Continuing to enjoy a productive relationship with long term collaborator and multi-instrumentalist Todd Tobias, Pollard adds a new twist to this one by reversing his songwriting process and transforming a dozen previously written poems into top-drawer rock songs. He’s never written in this fashion before and, while not sounding overly different from the songs he’s always written, his customary abstract lyrics take centre stage.

Lord of the Birdcage consists of 12 tracks covering familiar territory such as mid-tempo powerpop, glam chugs and psychedelic indie rock. There are two-minute rock-offs such as the crisp Ribbon of Fat and jerky You Sold Me Quickly, as well as epic prog moments like the rewarding four-part mini opera You Can’t Challenge Forward Thinking. There is also lo-fi indie rock territory like the infectious Garden Smarm and strong album opener Smashed Middle Finger plus a notable number of pleasing ? waltz-time meters throughout. Better still is the whimsical, soaring ballad In a Circle an album highlight to rival the might of say, Goldheart Mountaintop Queen Directory off 1994 GBV rock landmark Bee Thousand. Dunce Codex however is the knockout punch. Sung in a hauntingly ineffectual way and displaying an effortless ear for a tune and turn of phrase, it’s a beautiful song whether he wants it to be or not and the best track on the record.

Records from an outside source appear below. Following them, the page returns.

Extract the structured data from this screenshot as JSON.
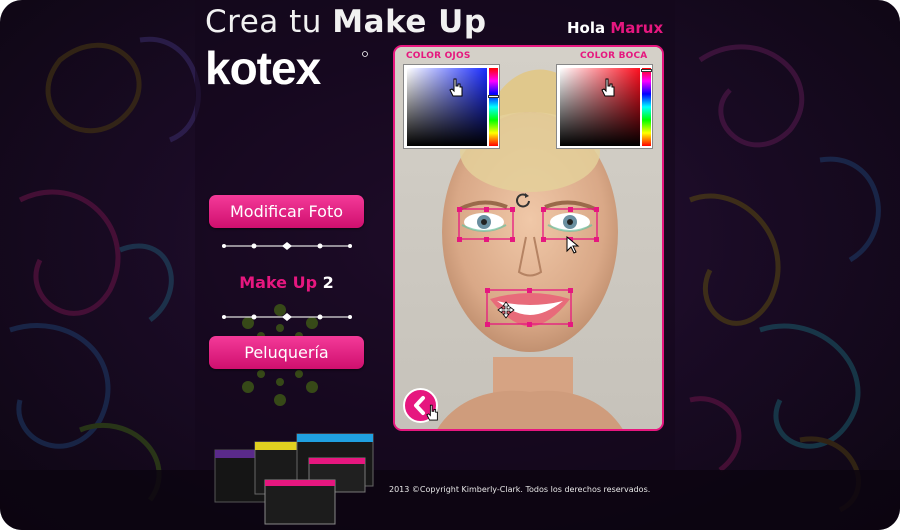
{
  "header": {
    "title_light": "Crea tu",
    "title_bold": "Make Up",
    "brand": "kotex",
    "greeting": "Hola",
    "user_name": "Marux"
  },
  "menu": {
    "modify_photo_label": "Modificar Foto",
    "makeup_label": "Make Up",
    "makeup_step": "2",
    "hair_label": "Peluquería"
  },
  "editor": {
    "eye_color_label": "COLOR OJOS",
    "mouth_color_label": "COLOR BOCA",
    "eye_color_hue": "#1a2cff",
    "mouth_color_hue": "#ff1020"
  },
  "footer": {
    "copyright": "2013 ©Copyright Kimberly-Clark. Todos los derechos reservados."
  },
  "colors": {
    "accent": "#e6177f",
    "background": "#1a0b25"
  }
}
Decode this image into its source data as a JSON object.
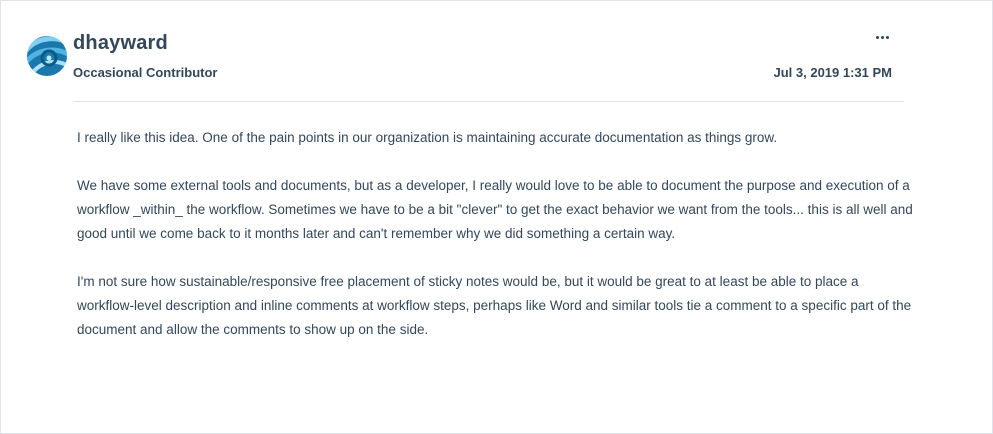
{
  "post": {
    "author": {
      "name": "dhayward",
      "rank": "Occasional Contributor",
      "avatar_icon": "avatar-swirl-icon",
      "avatar_colors": [
        "#1a7fb5",
        "#5bc0e8"
      ]
    },
    "timestamp": "Jul 3, 2019 1:31 PM",
    "menu_icon": "more-options-icon",
    "paragraphs": [
      "I really like this idea.  One of the pain points in our organization is maintaining accurate documentation as things grow.",
      "We have some external tools and documents, but as a developer, I really would love to be able to document the purpose and execution of a workflow _within_ the workflow.  Sometimes we have to be a bit \"clever\" to get the exact behavior we want from the tools... this is all well and good until we come back to it months later and can't remember why we did something a certain way.",
      "I'm not sure how sustainable/responsive free placement of sticky notes would be, but it would be great to at least be able to place a workflow-level description and inline comments at workflow steps, perhaps like Word and similar tools tie a comment to a specific part of the document and allow the comments to show up on the side."
    ]
  },
  "colors": {
    "text": "#33475b",
    "border": "#dfe3eb"
  }
}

While not on par with essential solo Pollard fare like Not in My Airforce, Waved Out or From a Compound Eye this cohesive, flowing work motors by and, as always, his stirring songs reveal themselves and their riches through repeated listens.